Club Cricket Conference

Tuesday, 24th November 2020

ECB preparing clubs for new dawn in umpiring

By Charles Randall

19 March 2018

Club cricket starts in April with new routines to think about.  The ECB  winter umpiring courses have seldom been more intense while studying changes in Law 41 and the thrust of the new Law 42 covering player conduct, all designed to clamp down on unsporting behaviour.

For example, sanctions are now enshrined in the Laws that forbid wilful damage to equipment and even to the dressing room if umpires find any evidence.  Bat throwing after dismissal could rebound on a furious batsman with a stern warning for the entire team. That means that any further such Level One infringement by anyone immediately incurs a five-run penalty. 
All waist-height and higher full tosses are now no-balls, however slow, assessed as though the batter is standing upright at the popping crease. In grassroots cricket the height of impact can be difficult to adjudge, and the 'no-ball or caught' dilemma can be critical to the match. That is the price of consistency. The decision rests with the bowler's umpire, though the two umpires might possibly confer in the event of doubt.

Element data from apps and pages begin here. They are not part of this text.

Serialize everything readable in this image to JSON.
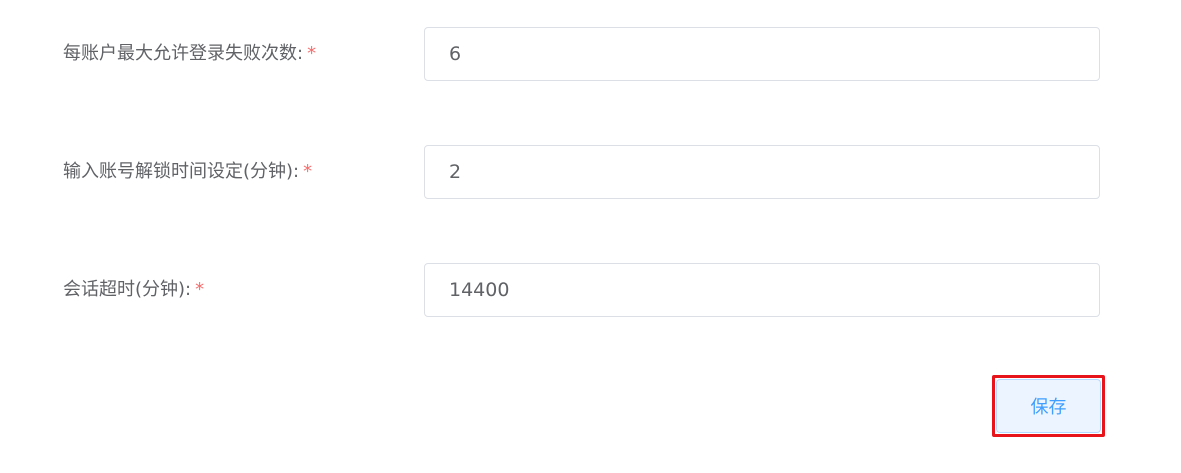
{
  "form": {
    "fields": [
      {
        "label": "每账户最大允许登录失败次数:",
        "required_mark": "*",
        "value": "6"
      },
      {
        "label": "输入账号解锁时间设定(分钟):",
        "required_mark": "*",
        "value": "2"
      },
      {
        "label": "会话超时(分钟):",
        "required_mark": "*",
        "value": "14400"
      }
    ],
    "save_label": "保存"
  },
  "colors": {
    "label_text": "#606266",
    "required_star": "#f56c6c",
    "input_border": "#dcdfe6",
    "button_bg": "#ecf5ff",
    "button_text": "#409eff",
    "highlight_box": "#e8141c"
  }
}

It is worth emphasising that only two of these high deliveries will result in a bowler being suspended whether the ball flies wide of the batsman or not. This Law does seem harsh for the lower levels of club cricket, where there might be mediocre skill. Even before the latest changes,  an opening fast bowler' s first over of looseners could be his last over of the day.  League rules can vary the Laws as written, for example by citing only full tosses directed at the batsman, considered dangerous.

And in the field, pretending to stop the ball and similar deceptions in the hope of running out a batsman or preventing a run might well be deemed illegal, with a non-playing umpire calling dead ball and immediately awarding five penalty runs without warning. Yes, that's right.
These are relatively rare examples of the sharper focus in the Laws to halt the deterioration of on-field behaviour.  Starting with Level One offences, the mildest, the act of "aggressive appealing" is defined and ruled illegal. This means "running towards the umpire, sustained appealing from a single delivery or using aggressive language or gestures while appealing." Two offences by a side in the match will result in a five-run penalty.
Level Two offences include using language or gesture that is obscene or of a seriously insulting nature  directed at any individual. The Law attempts to define foul language and gestures so that a player can be sent from the field for  "using language or gesture that offends, insults, humiliates, intimidates, threatens, disparages or vilifies another person on the basis of that person’s race, religion or belief, colour, descent, national or ethnic origin, age, disability, gender, sexual orientation or background."  
This level covers inappropriate and deliberate physical contact, meaning "intention to cause a collision or tripping, barging or pushing another player, throwing the ball at someone when in the umpire’s opinion, a ball is deliberately aimed at someone or is inappropriate or dangerous. " This includes even gentle underarms that might be considered inflammatory.  All Level Two offences carry a five-run penalty.
Level Three deals with a worsening and upsetting trend in cricket - intimidation of the umpire short of actual violence. Sanctions include suspension of a player, on the instruction of a non-playing umpire, by the captain for one-fifth of the innings in a limited overs match or 10 overs. "Examples would be moving threateningly into the umpire’s personal space, moving towards an umpire in a threatening manner, or using language which is aimed at intimidating the umpire," say the ECB.  This level also covers threatening to assault a player or any other person, for example a spectator or club member
Level Four offences include threats to assault an umpire, making inappropriate and deliberate physical contact with an umpire, physically assaulting a player or any other person, committing any other act of violence. Seriously offensive language falls into this group. A non-playing umpire would be entitled to instruct the captain to remove a player for the remainder of the match. If a captain refuses to comply, his team forfeit the match. If both captains fail to comply, the match is to be abandoned.
Behaviour bad enough to warrant Level Four action is very rare, but unfortunately not unknown. The sanctions should be sufficient to calm boiling tempers. All the authorities in the game, from league committees to the national governing bodies will be hoping Level Four sanctions are never required while no doubt conceding that matches can occasionally turn ugly.
The ECB have released reminders about the new Laws on their website, assembling a well made video outlining the changes. To illustrate problems in the game at professional level they have posted clips of bad hehaviour that many cricket lovers would find truly shocking.

ECB video summary,O1J7,3U5LQZ,2GWQ6,1

Law 41 unfair play,O1J7,3U5LQZ,2GWQ7,1#/list/yC2VGXBVcYGOUZQk5u4-qNwsSt6az9bn?_k=0iyg03

Player conduct